- Maltotetralose: Tetrasaccharide with four glucose molecules linked with an α(1→4) glycosidic linkage.
- Maltopentalose: Pentasaccharide with five glucose molecules linked with an α(1→4) glycosidic linkage.
- Linear dextrins: Hexasaccharide with six or more glucose molecules linked with α(1→4) glycosidic linkage.
- Limit dextrins: Consist of small branched glucose chains linked with α(1→6) glycosidic linkage.
Some of the oligosaccharides with their glycosidic linkage are as follow.
The oligosaccharide chains which are also called as glycans have many biological functions. They attached to cell surface and extracellular proteins and lipids are known to mediate many important biological roles. The well known biological functions of glycans are overlapping and numerous which based on the structural and physical effects of the molecule.
||Common table sugar
||Glucose and fructose
||Product of starch hydrolysis
||Two glucose units
||Found in fungi
||Two glucose units
||Main sugar in milk
||Galactose and glucose
||Found in legumes
|| Galactose and glucose
|Cellibiose ||Building block of cellulose ||Two glucose units ||glucose-1β-4-glucose |
|Laltotriose ||Produced by alpha amylase (a common enzyme in human saliva) on amylose in starch ||Three glucose units ||α-1,4-glycosidic bonds |
|Raffinose ||Found in beans and vegetables like cabbage, brussel, sprouts, broccoli, asparagus ||Glucose, galactose and fructose ||1α-6-glycosidic linkage |
|Melibiose ||Produced by hydrolysis of raffinose ||Galactose and glucose residue ||β(1,6) glycosidic bond |
|Maltotriose ||Can be fermented by both alge and lager yeast ||Three glucose units ||α(1,4) glycosidic linkage |
|Maltotetralose ||Cannot be fermented by alge or lager yeast ||Four glucose units ||α(1,4) glycosidic linkage|
|Maltopentalose ||Cannot be fermented by alge or larger yeast ||Five glucose units ||α(1,4) glycosidic linkage |
Oligosaccharide boned with eukaryotic membrane to form glycoproteins and the attached oligosaccharide molecules are found extracellular side of membrane which makes intuitive sense as the oligosaccharides are added to these proteins within the lumen of the endomembrane system.
Oligosaccharides play an important role in cell-cell recognition process
. Oligosaccharides or glycans are located on the exterior surface of the cell membrane and involves in two very important functions.
1. GatekeeperGlycans regulate the transportation of foreign substances through cell membrane.
For example, during fertilization, only one sperm can penetrate egg and that sperm right matching is done by glycans on the exterior of the egg.

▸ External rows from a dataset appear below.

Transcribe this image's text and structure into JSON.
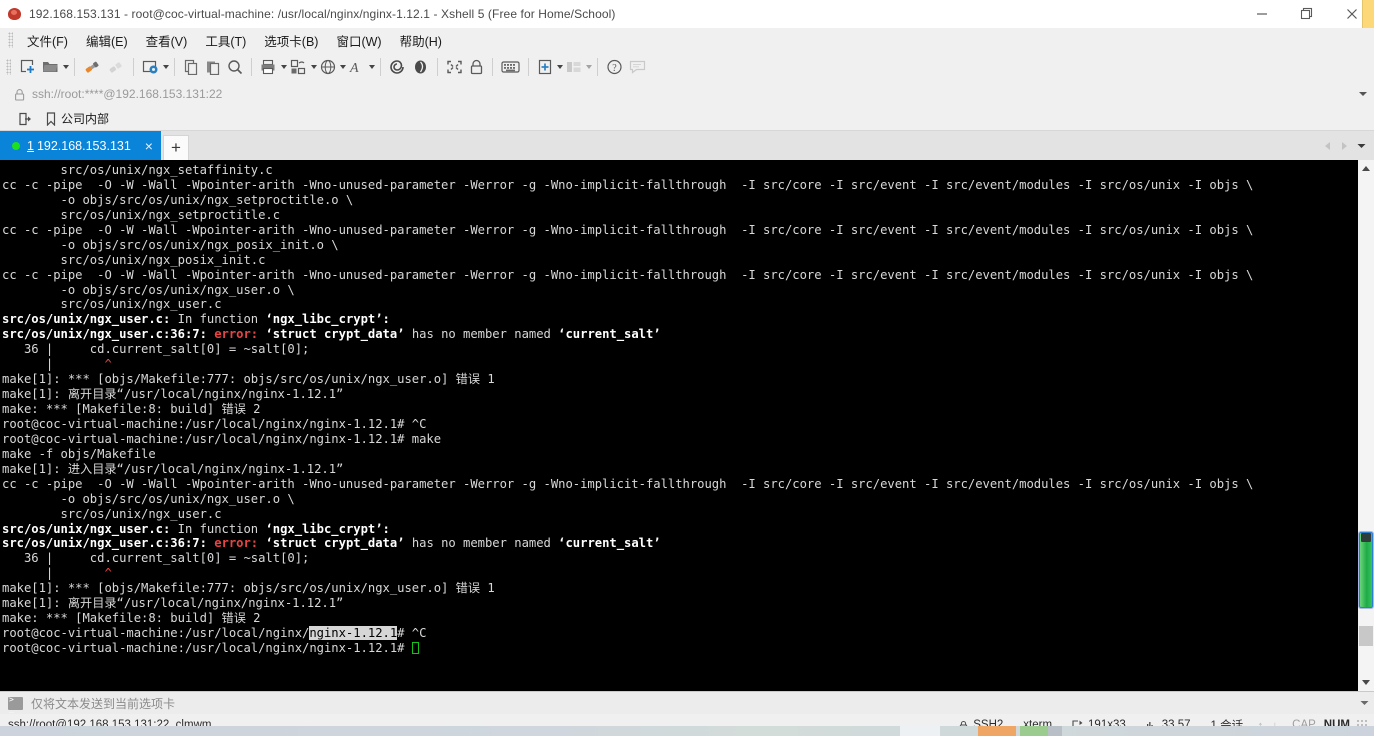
{
  "window": {
    "title": "192.168.153.131 - root@coc-virtual-machine: /usr/local/nginx/nginx-1.12.1 - Xshell 5 (Free for Home/School)",
    "minimize_label": "minimize",
    "restore_label": "restore",
    "close_label": "close"
  },
  "menubar": {
    "items": [
      {
        "label": "文件(F)",
        "name": "menu-file"
      },
      {
        "label": "编辑(E)",
        "name": "menu-edit"
      },
      {
        "label": "查看(V)",
        "name": "menu-view"
      },
      {
        "label": "工具(T)",
        "name": "menu-tools"
      },
      {
        "label": "选项卡(B)",
        "name": "menu-tab"
      },
      {
        "label": "窗口(W)",
        "name": "menu-window"
      },
      {
        "label": "帮助(H)",
        "name": "menu-help"
      }
    ]
  },
  "toolbar": {
    "icons": [
      "new-session-icon",
      "open-folder-icon",
      "connect-icon",
      "disconnect-icon",
      "session-properties-icon",
      "copy-icon",
      "paste-icon",
      "find-icon",
      "print-icon",
      "transfer-icon",
      "globe-icon",
      "font-icon",
      "log-icon",
      "compose-icon",
      "fullscreen-icon",
      "lock-icon",
      "keyboard-icon",
      "add-layout-icon",
      "arrange-icon",
      "help-icon",
      "chat-icon"
    ]
  },
  "address": {
    "value": "ssh://root:****@192.168.153.131:22",
    "lock_icon": "lock-icon",
    "dropdown_icon": "chevron-down-icon"
  },
  "bookmarks": {
    "export_icon": "export-icon",
    "bookmark_icon": "bookmark-icon",
    "label": "公司内部"
  },
  "tabs": {
    "items": [
      {
        "index": "1",
        "label": "192.168.153.131",
        "status": "connected",
        "close": "×"
      }
    ],
    "new_tab_label": "+",
    "nav_prev": "prev-tab",
    "nav_next": "next-tab",
    "nav_list": "tab-list"
  },
  "terminal": {
    "cursor_glyph": "",
    "lines": [
      [
        {
          "t": "        src/os/unix/ngx_setaffinity.c"
        }
      ],
      [
        {
          "t": "cc -c -pipe  -O -W -Wall -Wpointer-arith -Wno-unused-parameter -Werror -g -Wno-implicit-fallthrough  -I src/core -I src/event -I src/event/modules -I src/os/unix -I objs \\"
        }
      ],
      [
        {
          "t": "        -o objs/src/os/unix/ngx_setproctitle.o \\"
        }
      ],
      [
        {
          "t": "        src/os/unix/ngx_setproctitle.c"
        }
      ],
      [
        {
          "t": "cc -c -pipe  -O -W -Wall -Wpointer-arith -Wno-unused-parameter -Werror -g -Wno-implicit-fallthrough  -I src/core -I src/event -I src/event/modules -I src/os/unix -I objs \\"
        }
      ],
      [
        {
          "t": "        -o objs/src/os/unix/ngx_posix_init.o \\"
        }
      ],
      [
        {
          "t": "        src/os/unix/ngx_posix_init.c"
        }
      ],
      [
        {
          "t": "cc -c -pipe  -O -W -Wall -Wpointer-arith -Wno-unused-parameter -Werror -g -Wno-implicit-fallthrough  -I src/core -I src/event -I src/event/modules -I src/os/unix -I objs \\"
        }
      ],
      [
        {
          "t": "        -o objs/src/os/unix/ngx_user.o \\"
        }
      ],
      [
        {
          "t": "        src/os/unix/ngx_user.c"
        }
      ],
      [
        {
          "t": "src/os/unix/ngx_user.c:",
          "c": "b"
        },
        {
          "t": " In function "
        },
        {
          "t": "‘ngx_libc_crypt’:",
          "c": "b"
        }
      ],
      [
        {
          "t": "src/os/unix/ngx_user.c:36:7: ",
          "c": "b"
        },
        {
          "t": "error:",
          "c": "red"
        },
        {
          "t": " "
        },
        {
          "t": "‘struct crypt_data’",
          "c": "b"
        },
        {
          "t": " has no member named "
        },
        {
          "t": "‘current_salt’",
          "c": "b"
        }
      ],
      [
        {
          "t": "   36 |     cd.current_salt[0] = ~salt[0];"
        }
      ],
      [
        {
          "t": "      |       "
        },
        {
          "t": "^",
          "c": "redcaret"
        }
      ],
      [
        {
          "t": "make[1]: *** [objs/Makefile:777: objs/src/os/unix/ngx_user.o] 错误 1"
        }
      ],
      [
        {
          "t": "make[1]: 离开目录“/usr/local/nginx/nginx-1.12.1”"
        }
      ],
      [
        {
          "t": "make: *** [Makefile:8: build] 错误 2"
        }
      ],
      [
        {
          "t": "root@coc-virtual-machine:/usr/local/nginx/nginx-1.12.1# ^C"
        }
      ],
      [
        {
          "t": "root@coc-virtual-machine:/usr/local/nginx/nginx-1.12.1# make"
        }
      ],
      [
        {
          "t": "make -f objs/Makefile"
        }
      ],
      [
        {
          "t": "make[1]: 进入目录“/usr/local/nginx/nginx-1.12.1”"
        }
      ],
      [
        {
          "t": "cc -c -pipe  -O -W -Wall -Wpointer-arith -Wno-unused-parameter -Werror -g -Wno-implicit-fallthrough  -I src/core -I src/event -I src/event/modules -I src/os/unix -I objs \\"
        }
      ],
      [
        {
          "t": "        -o objs/src/os/unix/ngx_user.o \\"
        }
      ],
      [
        {
          "t": "        src/os/unix/ngx_user.c"
        }
      ],
      [
        {
          "t": "src/os/unix/ngx_user.c:",
          "c": "b"
        },
        {
          "t": " In function "
        },
        {
          "t": "‘ngx_libc_crypt’:",
          "c": "b"
        }
      ],
      [
        {
          "t": "src/os/unix/ngx_user.c:36:7: ",
          "c": "b"
        },
        {
          "t": "error:",
          "c": "red"
        },
        {
          "t": " "
        },
        {
          "t": "‘struct crypt_data’",
          "c": "b"
        },
        {
          "t": " has no member named "
        },
        {
          "t": "‘current_salt’",
          "c": "b"
        }
      ],
      [
        {
          "t": "   36 |     cd.current_salt[0] = ~salt[0];"
        }
      ],
      [
        {
          "t": "      |       "
        },
        {
          "t": "^",
          "c": "redcaret"
        }
      ],
      [
        {
          "t": "make[1]: *** [objs/Makefile:777: objs/src/os/unix/ngx_user.o] 错误 1"
        }
      ],
      [
        {
          "t": "make[1]: 离开目录“/usr/local/nginx/nginx-1.12.1”"
        }
      ],
      [
        {
          "t": "make: *** [Makefile:8: build] 错误 2"
        }
      ],
      [
        {
          "t": "root@coc-virtual-machine:/usr/local/nginx/"
        },
        {
          "t": "nginx-1.12.1",
          "c": "sel"
        },
        {
          "t": "# ^C"
        }
      ],
      [
        {
          "t": "root@coc-virtual-machine:/usr/local/nginx/nginx-1.12.1# "
        },
        {
          "cursor": true
        }
      ]
    ]
  },
  "sendbar": {
    "icon": "terminal-icon",
    "label": "仅将文本发送到当前选项卡",
    "dropdown_icon": "chevron-down-icon"
  },
  "statusbar": {
    "connection": "ssh://root@192.168.153.131:22, clmwm",
    "security_icon": "lock-icon",
    "protocol": "SSH2",
    "term_type": "xterm",
    "size_icon": "resize-icon",
    "size": "191x33",
    "pos_icon": "cursor-pos-icon",
    "position": "33,57",
    "sessions": "1 会话",
    "arrow_up": "↑",
    "arrow_down": "↓",
    "cap": "CAP",
    "num": "NUM"
  },
  "colors": {
    "accent": "#0a84d8",
    "terminal_bg": "#000000",
    "terminal_fg": "#d8d8d8",
    "error_red": "#e84444",
    "scroll_thumb": "#1faa46",
    "tab_dot": "#1de01d",
    "cursor": "#17c217"
  }
}
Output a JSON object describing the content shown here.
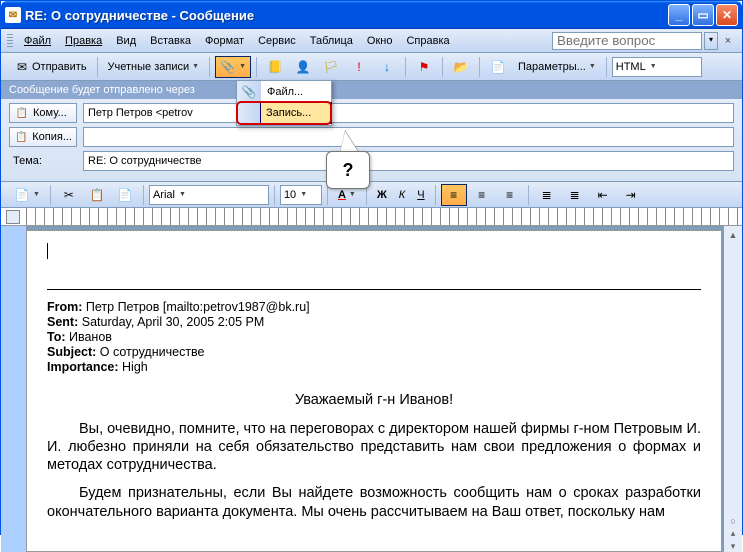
{
  "title": "RE: О сотрудничестве  - Сообщение",
  "menubar": {
    "items": [
      "Файл",
      "Правка",
      "Вид",
      "Вставка",
      "Формат",
      "Сервис",
      "Таблица",
      "Окно",
      "Справка"
    ],
    "help_placeholder": "Введите вопрос"
  },
  "toolbar": {
    "send_label": "Отправить",
    "accounts_label": "Учетные записи",
    "params_label": "Параметры...",
    "format_combo": "HTML"
  },
  "banner": "Сообщение будет отправлено через",
  "fields": {
    "to_btn": "Кому...",
    "to_value": "Петр Петров <petrov",
    "cc_btn": "Копия...",
    "cc_value": "",
    "subject_label": "Тема:",
    "subject_value": "RE: О сотрудничестве"
  },
  "attach_menu": {
    "item_file": "Файл...",
    "item_record": "Запись..."
  },
  "callout": "?",
  "fmt": {
    "font_name": "Arial",
    "font_size": "10"
  },
  "message": {
    "from_label": "From:",
    "from_value": "Петр Петров [mailto:petrov1987@bk.ru]",
    "sent_label": "Sent:",
    "sent_value": "Saturday, April 30, 2005 2:05 PM",
    "to_label": "To:",
    "to_value": "Иванов",
    "subject_label": "Subject:",
    "subject_value": "О сотрудничестве",
    "importance_label": "Importance:",
    "importance_value": "High",
    "salutation": "Уважаемый г-н Иванов!",
    "para1": "Вы, очевидно, помните, что на переговорах с директором нашей фирмы г-ном Петровым И. И. любезно приняли на себя обязательство представить нам свои предложения о формах и методах сотрудничества.",
    "para2": "Будем признательны, если Вы найдете возможность сообщить нам о сроках разработки окончательного варианта документа. Мы очень рассчитываем на Ваш ответ, поскольку нам"
  }
}
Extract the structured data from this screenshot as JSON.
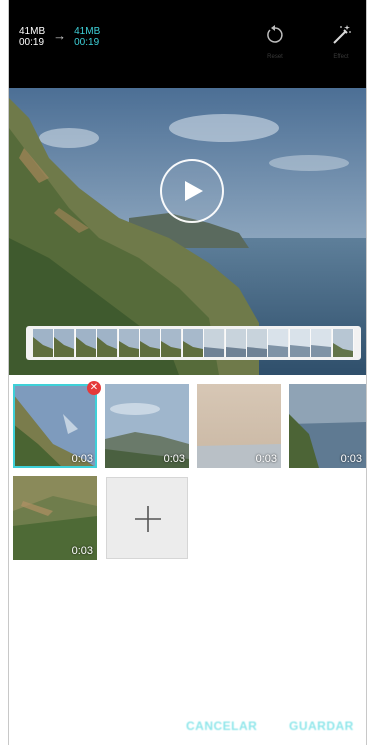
{
  "file_size": {
    "original_size": "41MB",
    "original_duration": "00:19",
    "new_size": "41MB",
    "new_duration": "00:19"
  },
  "toolbar": {
    "undo_label": "Reset",
    "effect_label": "Effect"
  },
  "clips": [
    {
      "duration": "0:03",
      "selected": true
    },
    {
      "duration": "0:03",
      "selected": false
    },
    {
      "duration": "0:03",
      "selected": false
    },
    {
      "duration": "0:03",
      "selected": false
    },
    {
      "duration": "0:03",
      "selected": false
    }
  ],
  "actions": {
    "cancel_label": "CANCELAR",
    "save_label": "GUARDAR"
  },
  "colors": {
    "accent": "#3ed0d8",
    "remove_badge": "#e53a3a",
    "topbar": "#000000"
  },
  "icons": {
    "undo": "undo-icon",
    "effect": "magic-wand-icon",
    "play": "play-icon",
    "add": "plus-icon",
    "remove": "close-icon"
  }
}
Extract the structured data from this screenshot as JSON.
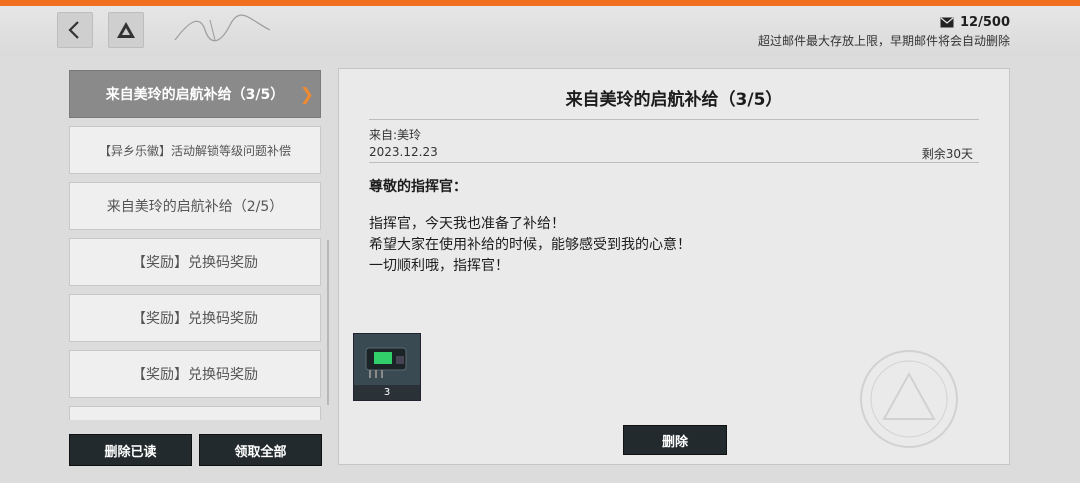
{
  "header": {
    "mail_count": "12/500",
    "mail_note": "超过邮件最大存放上限，早期邮件将会自动删除"
  },
  "mail_list": [
    {
      "title": "来自美玲的启航补给（3/5）",
      "active": true
    },
    {
      "title": "【异乡乐徽】活动解锁等级问题补偿",
      "active": false
    },
    {
      "title": "来自美玲的启航补给（2/5）",
      "active": false
    },
    {
      "title": "【奖励】兑换码奖励",
      "active": false
    },
    {
      "title": "【奖励】兑换码奖励",
      "active": false
    },
    {
      "title": "【奖励】兑换码奖励",
      "active": false
    },
    {
      "title": "",
      "active": false
    }
  ],
  "actions": {
    "delete_read": "删除已读",
    "claim_all": "领取全部",
    "delete": "删除"
  },
  "mail": {
    "title": "来自美玲的启航补给（3/5）",
    "from": "来自:美玲",
    "date": "2023.12.23",
    "remaining": "剩余30天",
    "greeting": "尊敬的指挥官：",
    "body": [
      "指挥官，今天我也准备了补给！",
      "希望大家在使用补给的时候，能够感受到我的心意！",
      "一切顺利哦，指挥官！"
    ],
    "reward": {
      "icon": "chip-item-icon",
      "quantity": "3"
    }
  },
  "colors": {
    "accent": "#f07020",
    "active_item": "#8a8a8a",
    "dark_button": "#232a2e"
  }
}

When oligosaccharides that, the egg’s oligosaccharide allows the sperm to pass through. As the chemical signal is sent out across the surface of the egg, it instructs the remaining oligosaccharides to block any further penetration of other sperm.
2. Cell-to-cell communication
For the proper function of cell, the need to be able to communicate with of the other cells around them. Oligosaccharides help in communication between cells for proper functions. Oligosaccharides also involve in treatment of diseases caused by viruses like common cold, viral pneumonia and influenza. The attacking virus has to be recognized by one or more oligosaccharide bonded on cell membrane. If we can identify that oligosaccharide successfully, it may be possible to create some type of vaccine which would block that specific recognition signal. As that recognition signal blocked, the virus would no longer be a threat to the body.